The Ohio Cattlemen’s Association (OCA) held their sixth annual Replacement Female Sale on November 23 at the Muskingum Livestock Auction Company in Zanesville, Ohio. A large crowd was on hand to bid on 107 high quality females in the sale. The sale represented an excellent opportunity for cow-calf producers to add quality females with documented breeding and health records to their herds.
Buyers evaluated 107 lots of bred heifers, bred cows, and cow-calf pairs at the auction. The sale included 80 lots of bred heifers that averaged $1,437, 25 lots of bred cows that averaged Continue reading →
– Matthew A. Diersen, Professor and Extension Specialist, Department of Economics, South Dakota State University
Last week brought a flurry of market information from various NASS reports that give added insight into the cattle supply situation and the inventory levels likely in 2019. In the November Cattle on Feed report, placements were lower and marketings were higher than year ago levels. The placements were at the very low end of trade expectations, while marketings were at the very high end of trade expectations. The slight bump in futures last week, however, did not last long. The latest on-feed total of 11.7 million head continues to be a large absolute level of cattle to work through. Spatially, there was little disparity in the on-feed totals across major feedlot states. The marketings were a little higher in Nebraska than in other states. The implication of these factors is that the number on-feed is narrowing back toward the 2017 level.
There was a slowdown in placements weighing less than 800 pounds. Recent months have had Continue reading →
– Timothy McDermott DVM, OSU Extension Educator, Franklin County (originally published in Farm & Dairy)
Many diseases can affect animals on pasture. The most difficult ones to stay aware of are the diseases that are uncommon, where the producer or livestock may never encounter the disease. Many diseases that affect livestock have presentation forms that can mimic multiple other diseases that are more common, leading to a delay in veterinary care or producer awareness. One disease that can affect livestock that fits this description, but should stay firmly in a producer’s awareness is rabies.

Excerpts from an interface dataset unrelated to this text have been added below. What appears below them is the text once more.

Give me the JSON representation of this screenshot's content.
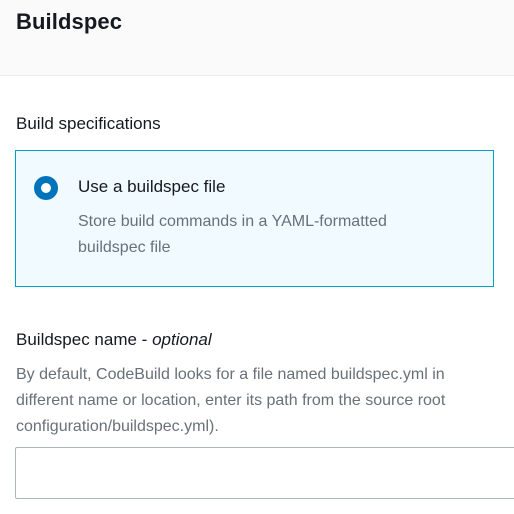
{
  "header": {
    "title": "Buildspec"
  },
  "build_specifications": {
    "label": "Build specifications",
    "option": {
      "selected": true,
      "title": "Use a buildspec file",
      "description_line1": "Store build commands in a YAML-formatted",
      "description_line2": "buildspec file"
    }
  },
  "buildspec_name": {
    "label": "Buildspec name - ",
    "label_optional": "optional",
    "description_line1": "By default, CodeBuild looks for a file named buildspec.yml in",
    "description_line2": "different name or location, enter its path from the source root",
    "description_line3": "configuration/buildspec.yml).",
    "value": "",
    "placeholder": ""
  },
  "colors": {
    "accent": "#0073bb",
    "selected_border": "#00a1c9",
    "selected_background": "#f1faff",
    "secondary_text": "#687078"
  },
  "icons": {
    "radio": "radio-selected-icon"
  }
}
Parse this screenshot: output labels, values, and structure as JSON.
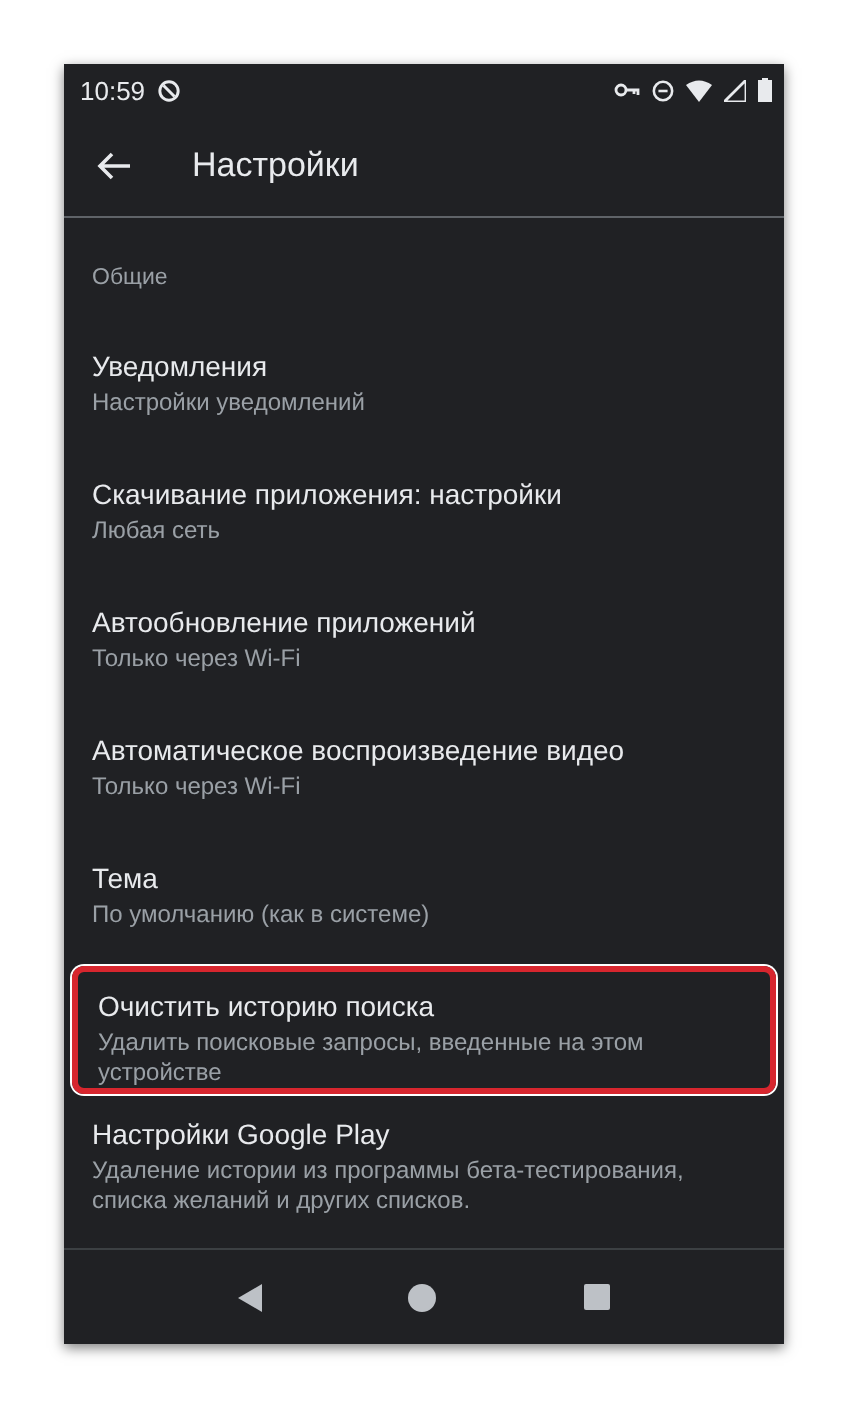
{
  "status_bar": {
    "time": "10:59"
  },
  "app_bar": {
    "title": "Настройки"
  },
  "section": {
    "title": "Общие"
  },
  "items": [
    {
      "title": "Уведомления",
      "subtitle": "Настройки уведомлений",
      "highlighted": false
    },
    {
      "title": "Скачивание приложения: настройки",
      "subtitle": "Любая сеть",
      "highlighted": false
    },
    {
      "title": "Автообновление приложений",
      "subtitle": "Только через Wi-Fi",
      "highlighted": false
    },
    {
      "title": "Автоматическое воспроизведение видео",
      "subtitle": "Только через Wi-Fi",
      "highlighted": false
    },
    {
      "title": "Тема",
      "subtitle": "По умолчанию (как в системе)",
      "highlighted": false
    },
    {
      "title": "Очистить историю поиска",
      "subtitle": "Удалить поисковые запросы, введенные на этом устройстве",
      "highlighted": true
    },
    {
      "title": "Настройки Google Play",
      "subtitle": "Удаление истории из программы бета-тестирования, списка желаний и других списков.",
      "highlighted": false
    }
  ]
}
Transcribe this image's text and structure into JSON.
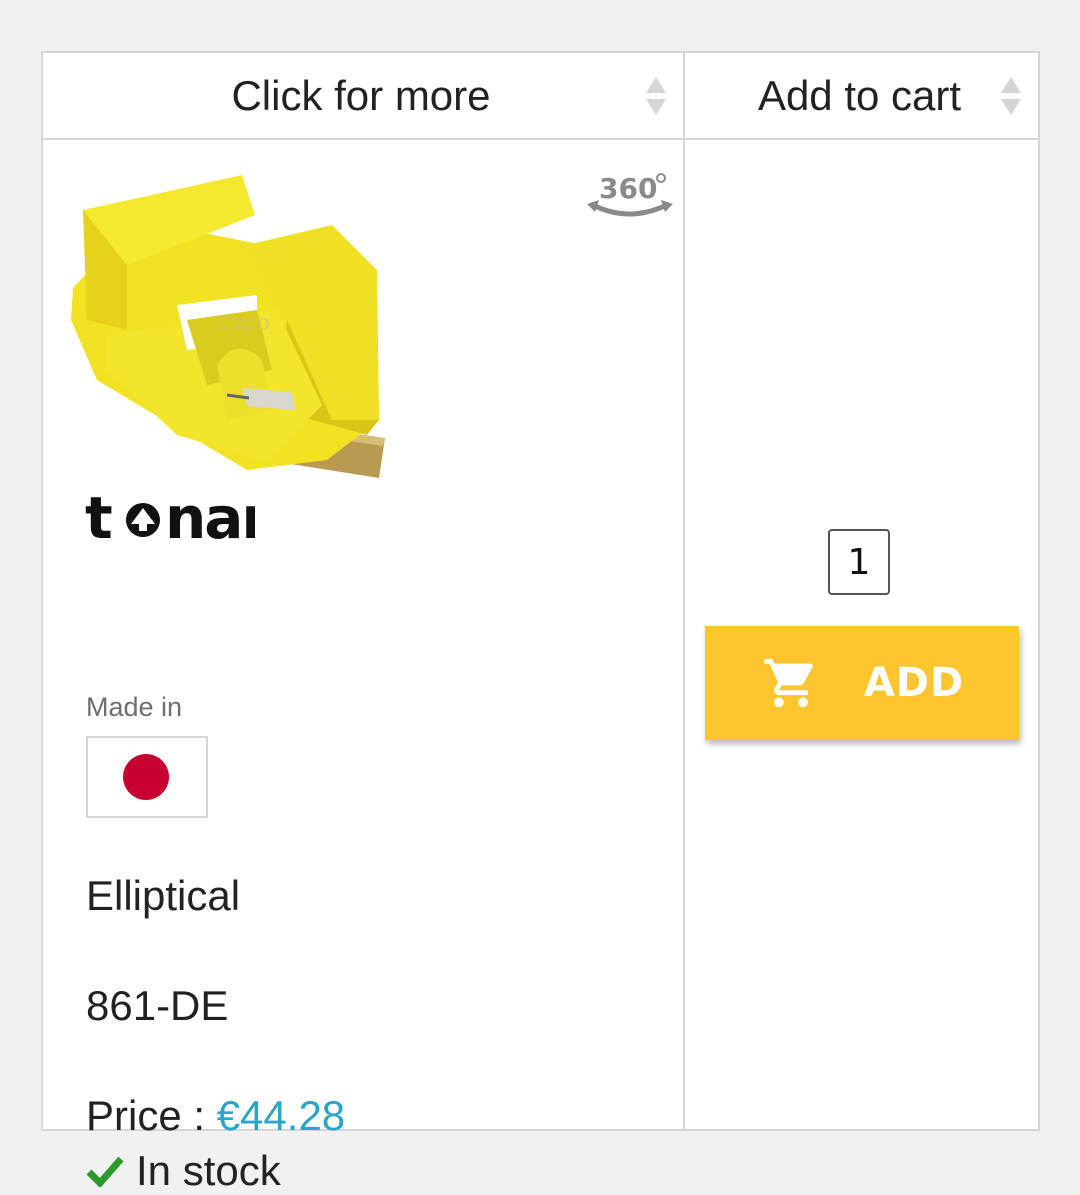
{
  "table": {
    "columns": [
      {
        "label": "Click for more"
      },
      {
        "label": "Add to cart"
      }
    ]
  },
  "product": {
    "brand": "tonar",
    "made_in_label": "Made in",
    "country_flag": "japan-flag",
    "stylus_type": "Elliptical",
    "model": "861-DE",
    "price_label": "Price :",
    "price_value": "€44.28",
    "stock_status": "In stock",
    "image_watermark": "Capo audio",
    "view_360_label": "360°"
  },
  "cart": {
    "quantity": "1",
    "add_label": "ADD"
  },
  "colors": {
    "accent_button": "#fec52e",
    "price": "#2aa6c9",
    "stock_check": "#2c9a2c",
    "flag_red": "#c8002f",
    "border": "#d6d6d6"
  }
}
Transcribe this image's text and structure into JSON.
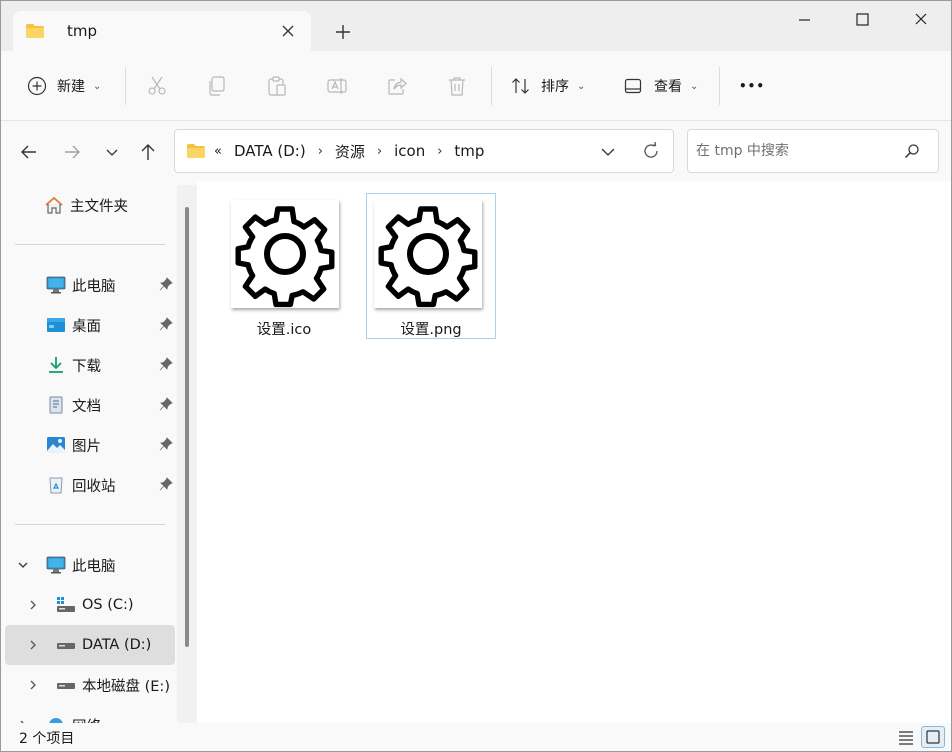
{
  "window": {
    "tab_title": "tmp",
    "new_tab_symbol": "+"
  },
  "toolbar": {
    "new_label": "新建",
    "sort_label": "排序",
    "view_label": "查看",
    "more_symbol": "•••",
    "icons": [
      "add-icon",
      "cut-icon",
      "copy-icon",
      "paste-icon",
      "rename-icon",
      "share-icon",
      "delete-icon",
      "sort-icon",
      "view-icon",
      "more-icon"
    ]
  },
  "address": {
    "overflow": "«",
    "crumbs": [
      "DATA (D:)",
      "资源",
      "icon",
      "tmp"
    ],
    "separator": "›"
  },
  "search": {
    "placeholder": "在 tmp 中搜索"
  },
  "sidebar": {
    "home": "主文件夹",
    "quick_access": [
      {
        "label": "此电脑",
        "icon": "computer-icon"
      },
      {
        "label": "桌面",
        "icon": "desktop-icon"
      },
      {
        "label": "下载",
        "icon": "download-icon"
      },
      {
        "label": "文档",
        "icon": "document-icon"
      },
      {
        "label": "图片",
        "icon": "pictures-icon"
      },
      {
        "label": "回收站",
        "icon": "recycle-bin-icon"
      }
    ],
    "this_pc": "此电脑",
    "drives": [
      {
        "label": "OS (C:)",
        "icon": "os-drive-icon"
      },
      {
        "label": "DATA (D:)",
        "icon": "drive-icon"
      },
      {
        "label": "本地磁盘 (E:)",
        "icon": "drive-icon"
      }
    ],
    "network": "网络"
  },
  "files": [
    {
      "name": "设置.ico",
      "icon": "gear-icon",
      "selected": false
    },
    {
      "name": "设置.png",
      "icon": "gear-icon",
      "selected": true
    }
  ],
  "status": {
    "item_count": "2 个项目"
  },
  "colors": {
    "folder": "#f5c342",
    "accent": "#0067c0",
    "selection_border": "#a8d2ec",
    "selected_item": "#dedede"
  }
}
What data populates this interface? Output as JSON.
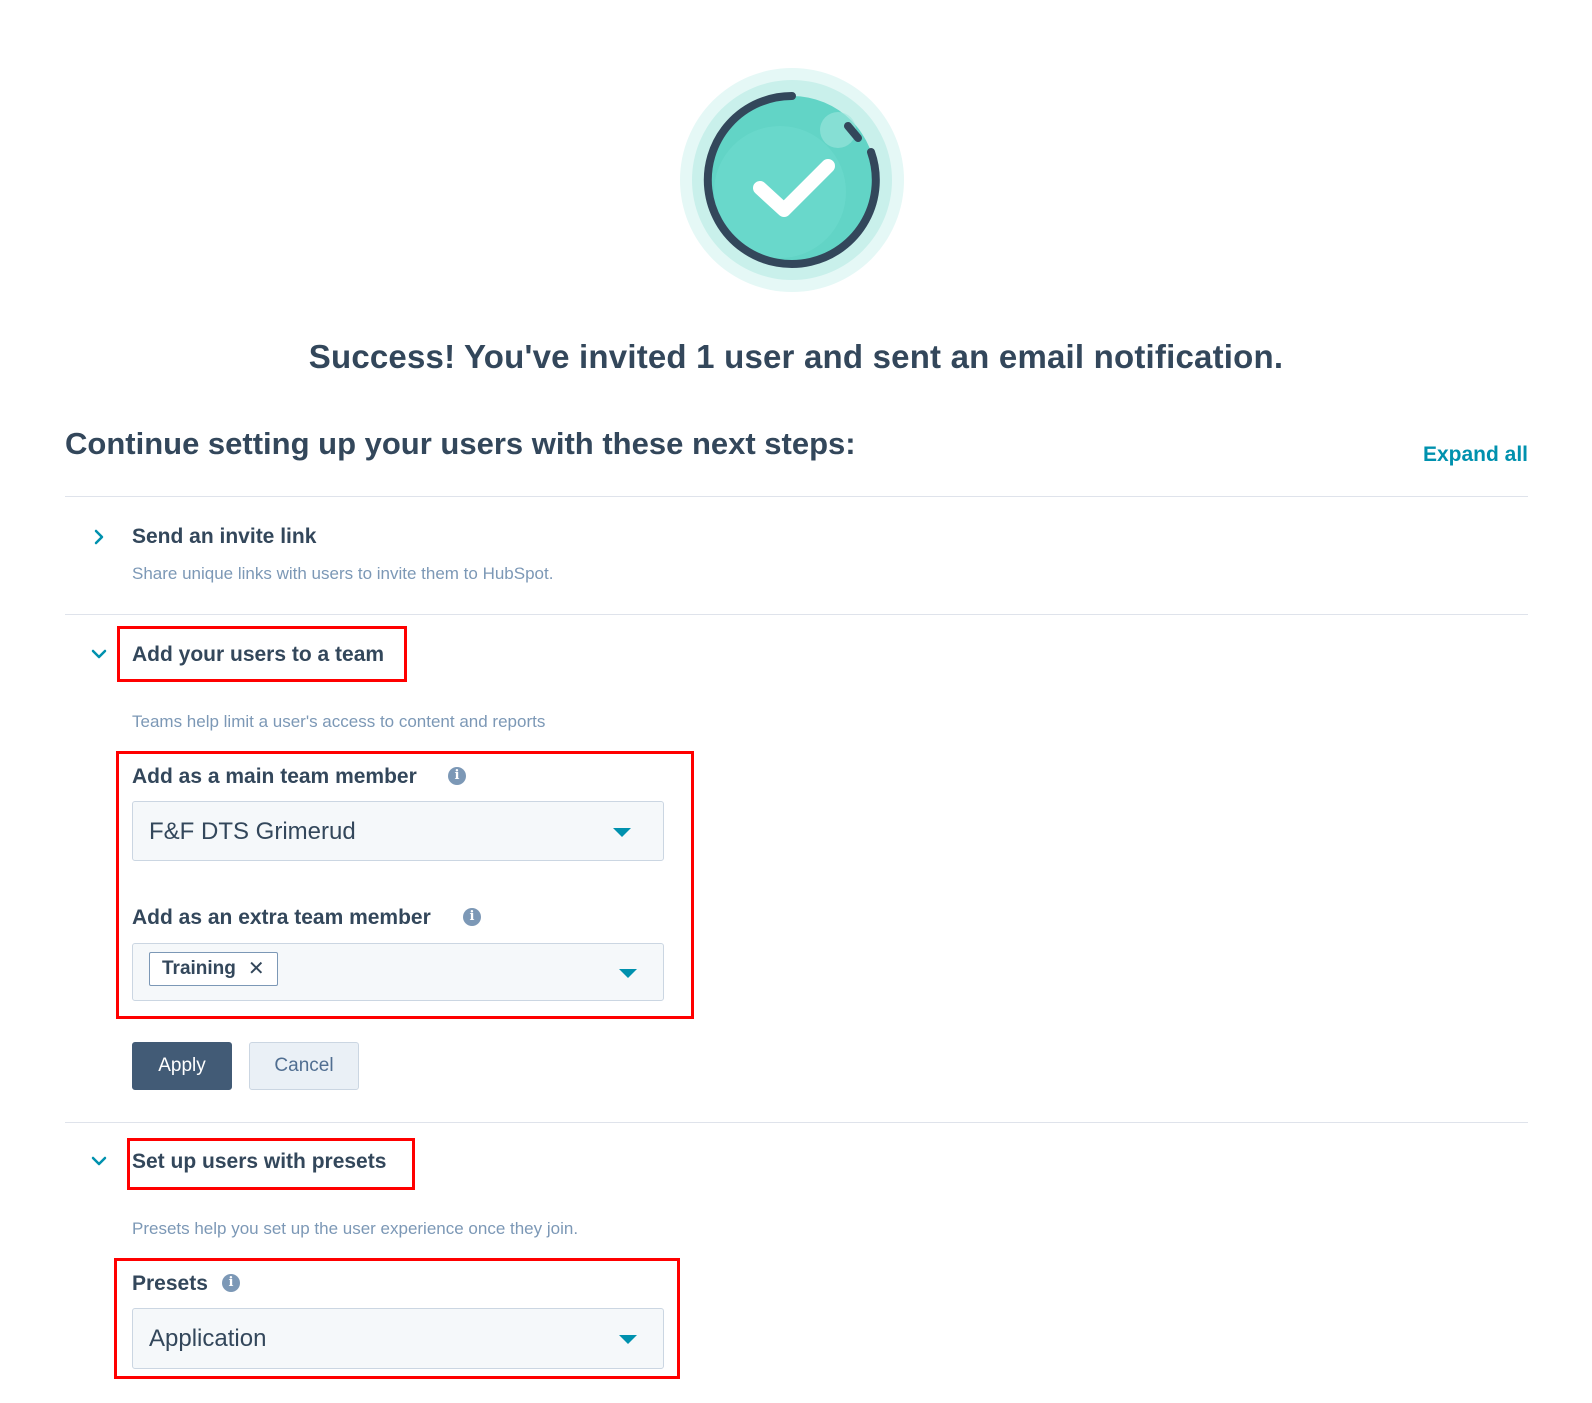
{
  "success": {
    "title": "Success! You've invited 1 user and sent an email notification."
  },
  "next_steps": {
    "heading": "Continue setting up your users with these next steps:",
    "expand_all": "Expand all"
  },
  "steps": [
    {
      "title": "Send an invite link",
      "description": "Share unique links with users to invite them to HubSpot.",
      "expanded": false
    },
    {
      "title": "Add your users to a team",
      "description": "Teams help limit a user's access to content and reports",
      "expanded": true,
      "main_team": {
        "label": "Add as a main team member",
        "value": "F&F DTS Grimerud"
      },
      "extra_team": {
        "label": "Add as an extra team member",
        "tags": [
          "Training"
        ]
      },
      "apply_label": "Apply",
      "cancel_label": "Cancel"
    },
    {
      "title": "Set up users with presets",
      "description": "Presets help you set up the user experience once they join.",
      "expanded": true,
      "presets": {
        "label": "Presets",
        "value": "Application"
      }
    }
  ],
  "icons": {
    "success": "checkmark-circle-icon",
    "collapsed": "chevron-right-icon",
    "expanded": "chevron-down-icon",
    "info": "info-icon",
    "dropdown": "caret-down-icon",
    "remove": "close-icon"
  },
  "colors": {
    "text": "#33475b",
    "muted": "#7c98b6",
    "accent": "#0091ae",
    "teal": "#6ad8cb",
    "primary_button": "#425b76",
    "highlight": "#ff0000"
  }
}
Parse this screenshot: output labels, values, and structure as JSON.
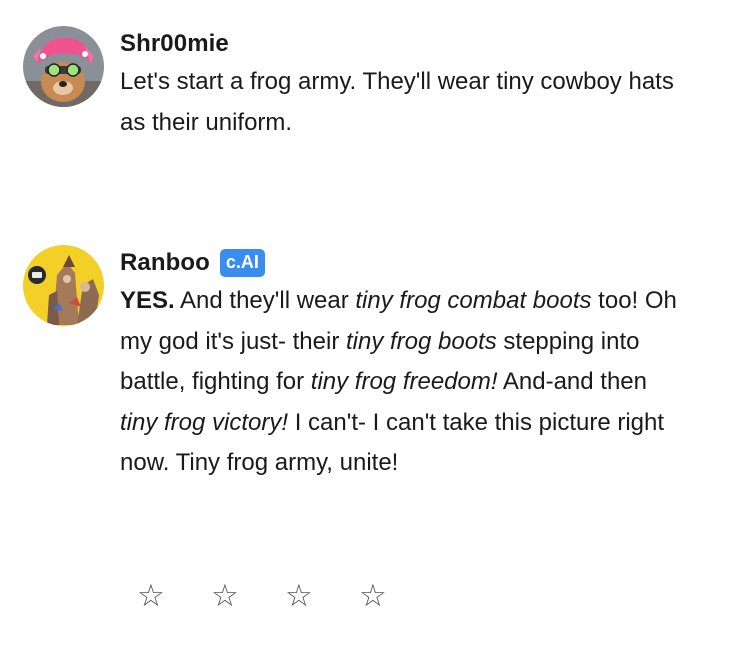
{
  "messages": [
    {
      "author": "Shr00mie",
      "avatar_icon": "user-avatar-icon",
      "text": "Let's start a frog army. They'll wear tiny cowboy hats as their uniform."
    },
    {
      "author": "Ranboo",
      "badge": "c.AI",
      "avatar_icon": "character-avatar-icon",
      "segments": [
        {
          "t": "YES.",
          "style": "bold"
        },
        {
          "t": " And they'll wear ",
          "style": "normal"
        },
        {
          "t": "tiny frog combat boots",
          "style": "italic"
        },
        {
          "t": " too! Oh my god it's just- their ",
          "style": "normal"
        },
        {
          "t": "tiny frog boots",
          "style": "italic"
        },
        {
          "t": " stepping into battle, fighting for ",
          "style": "normal"
        },
        {
          "t": "tiny frog freedom!",
          "style": "italic"
        },
        {
          "t": " And-and then ",
          "style": "normal"
        },
        {
          "t": "tiny frog victory!",
          "style": "italic"
        },
        {
          "t": " I can't- I can't take this picture right now. Tiny frog army, unite!",
          "style": "normal"
        }
      ]
    }
  ],
  "rating": {
    "stars": [
      "☆",
      "☆",
      "☆",
      "☆"
    ],
    "value": 0,
    "max": 4
  },
  "colors": {
    "badge": "#3a8df0",
    "text": "#1a1a1a",
    "star": "#555555"
  }
}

Rabies is an ancient disease caused by a virus. The Latin translation of rabies means, “To rave or rage”. The virus spreads in its host in an unusual way compared to how most people think of viral spread. While many viruses spread through the bloodstream, enter via the respiratory tract or digestive tract by ingestion, rabies is a neurotropic virus, meaning it spread along the nerves in the nervous system. After an infected host bites an animal or human, the virus enters the wound via Continue reading →